* What the task requires *
For this exercise, write out each entry below exactly, omitting the images.

(Saved entries)
- - - -

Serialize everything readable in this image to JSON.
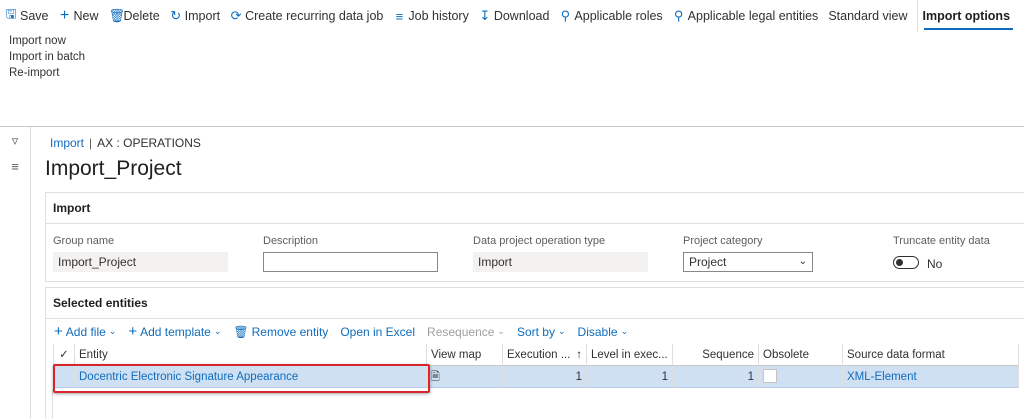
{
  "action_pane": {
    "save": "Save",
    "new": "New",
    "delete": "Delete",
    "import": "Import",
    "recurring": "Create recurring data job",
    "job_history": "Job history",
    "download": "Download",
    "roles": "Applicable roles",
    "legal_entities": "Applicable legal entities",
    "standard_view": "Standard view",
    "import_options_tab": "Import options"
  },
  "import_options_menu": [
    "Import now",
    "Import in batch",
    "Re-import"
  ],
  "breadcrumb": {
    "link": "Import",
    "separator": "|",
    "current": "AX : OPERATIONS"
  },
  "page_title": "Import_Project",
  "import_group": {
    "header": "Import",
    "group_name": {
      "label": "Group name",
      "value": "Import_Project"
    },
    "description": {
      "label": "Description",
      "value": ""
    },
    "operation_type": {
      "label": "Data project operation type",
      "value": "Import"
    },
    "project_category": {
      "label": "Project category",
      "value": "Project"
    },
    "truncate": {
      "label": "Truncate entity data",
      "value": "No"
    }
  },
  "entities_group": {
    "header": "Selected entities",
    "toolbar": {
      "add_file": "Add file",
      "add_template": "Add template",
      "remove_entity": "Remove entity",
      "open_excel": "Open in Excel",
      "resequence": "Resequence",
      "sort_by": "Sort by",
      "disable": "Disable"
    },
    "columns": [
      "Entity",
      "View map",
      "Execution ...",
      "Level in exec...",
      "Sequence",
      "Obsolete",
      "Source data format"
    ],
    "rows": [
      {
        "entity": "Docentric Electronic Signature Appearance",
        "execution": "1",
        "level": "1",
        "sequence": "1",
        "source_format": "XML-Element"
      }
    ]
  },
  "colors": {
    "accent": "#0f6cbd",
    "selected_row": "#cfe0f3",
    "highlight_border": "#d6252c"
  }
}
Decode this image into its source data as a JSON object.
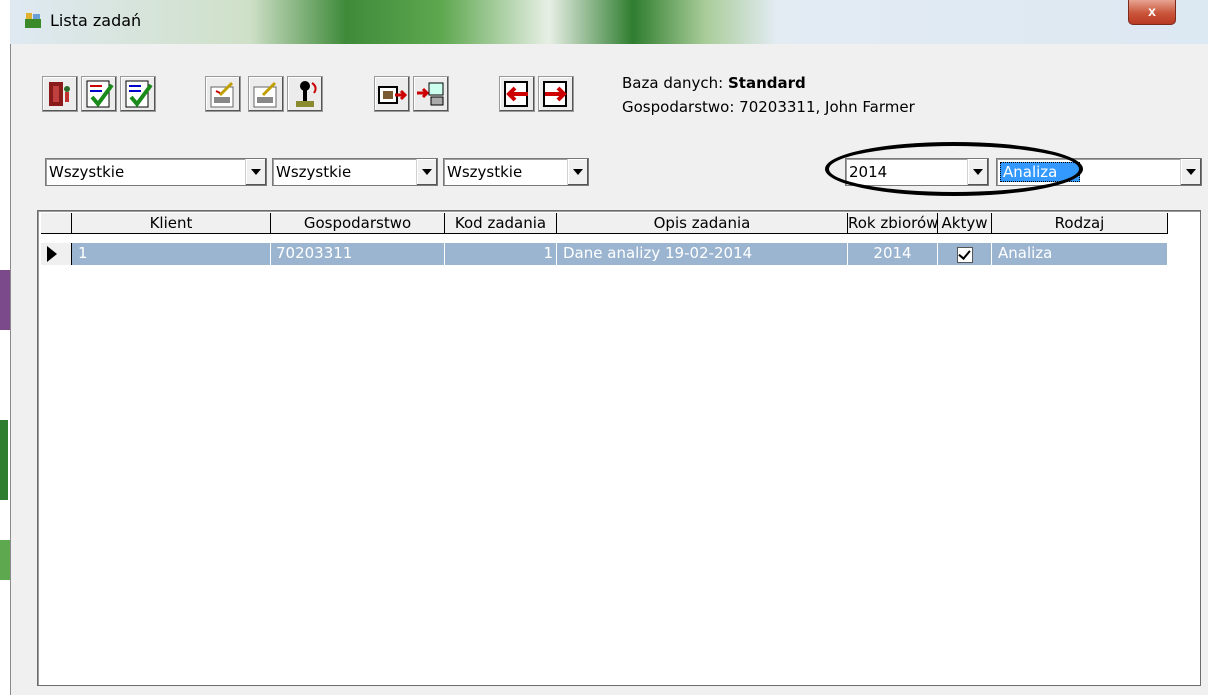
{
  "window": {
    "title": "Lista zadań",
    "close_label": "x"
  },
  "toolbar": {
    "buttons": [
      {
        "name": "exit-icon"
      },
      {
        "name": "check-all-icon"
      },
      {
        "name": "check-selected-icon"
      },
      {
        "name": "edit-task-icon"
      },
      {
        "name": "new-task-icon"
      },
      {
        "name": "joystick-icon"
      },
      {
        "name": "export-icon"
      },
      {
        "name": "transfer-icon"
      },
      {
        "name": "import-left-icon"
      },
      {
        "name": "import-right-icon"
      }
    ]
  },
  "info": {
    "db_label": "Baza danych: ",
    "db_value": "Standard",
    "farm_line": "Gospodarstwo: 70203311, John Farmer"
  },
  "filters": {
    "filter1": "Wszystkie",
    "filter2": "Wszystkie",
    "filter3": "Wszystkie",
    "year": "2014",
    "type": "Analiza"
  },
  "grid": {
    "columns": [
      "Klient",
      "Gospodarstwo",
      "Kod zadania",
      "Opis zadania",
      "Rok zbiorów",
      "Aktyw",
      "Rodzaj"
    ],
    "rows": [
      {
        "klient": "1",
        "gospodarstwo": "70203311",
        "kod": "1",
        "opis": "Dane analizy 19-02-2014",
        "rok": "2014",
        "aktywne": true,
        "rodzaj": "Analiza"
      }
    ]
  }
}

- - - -

* Response to the exercise *
Serialize everything readable in this image to JSON.
{
  "action_pane": {
    "save": "Save",
    "new": "New",
    "delete": "Delete",
    "import": "Import",
    "recurring": "Create recurring data job",
    "job_history": "Job history",
    "download": "Download",
    "roles": "Applicable roles",
    "legal_entities": "Applicable legal entities",
    "standard_view": "Standard view",
    "import_options_tab": "Import options"
  },
  "import_options_menu": [
    "Import now",
    "Import in batch",
    "Re-import"
  ],
  "breadcrumb": {
    "link": "Import",
    "separator": "|",
    "current": "AX : OPERATIONS"
  },
  "page_title": "Import_Project",
  "import_group": {
    "header": "Import",
    "group_name": {
      "label": "Group name",
      "value": "Import_Project"
    },
    "description": {
      "label": "Description",
      "value": ""
    },
    "operation_type": {
      "label": "Data project operation type",
      "value": "Import"
    },
    "project_category": {
      "label": "Project category",
      "value": "Project"
    },
    "truncate": {
      "label": "Truncate entity data",
      "value": "No"
    }
  },
  "entities_group": {
    "header": "Selected entities",
    "toolbar": {
      "add_file": "Add file",
      "add_template": "Add template",
      "remove_entity": "Remove entity",
      "open_excel": "Open in Excel",
      "resequence": "Resequence",
      "sort_by": "Sort by",
      "disable": "Disable"
    },
    "columns": [
      "Entity",
      "View map",
      "Execution ...",
      "Level in exec...",
      "Sequence",
      "Obsolete",
      "Source data format"
    ],
    "rows": [
      {
        "entity": "Docentric Electronic Signature Appearance",
        "execution": "1",
        "level": "1",
        "sequence": "1",
        "source_format": "XML-Element"
      }
    ]
  },
  "colors": {
    "accent": "#0f6cbd",
    "selected_row": "#cfe0f3",
    "highlight_border": "#d6252c"
  }
}
Decode this image into its source data as a JSON object.
{
  "window": {
    "title": "Lista zadań",
    "close_label": "x"
  },
  "toolbar": {
    "buttons": [
      {
        "name": "exit-icon"
      },
      {
        "name": "check-all-icon"
      },
      {
        "name": "check-selected-icon"
      },
      {
        "name": "edit-task-icon"
      },
      {
        "name": "new-task-icon"
      },
      {
        "name": "joystick-icon"
      },
      {
        "name": "export-icon"
      },
      {
        "name": "transfer-icon"
      },
      {
        "name": "import-left-icon"
      },
      {
        "name": "import-right-icon"
      }
    ]
  },
  "info": {
    "db_label": "Baza danych: ",
    "db_value": "Standard",
    "farm_line": "Gospodarstwo: 70203311, John Farmer"
  },
  "filters": {
    "filter1": "Wszystkie",
    "filter2": "Wszystkie",
    "filter3": "Wszystkie",
    "year": "2014",
    "type": "Analiza"
  },
  "grid": {
    "columns": [
      "Klient",
      "Gospodarstwo",
      "Kod zadania",
      "Opis zadania",
      "Rok zbiorów",
      "Aktyw",
      "Rodzaj"
    ],
    "rows": [
      {
        "klient": "1",
        "gospodarstwo": "70203311",
        "kod": "1",
        "opis": "Dane analizy 19-02-2014",
        "rok": "2014",
        "aktywne": true,
        "rodzaj": "Analiza"
      }
    ]
  }
}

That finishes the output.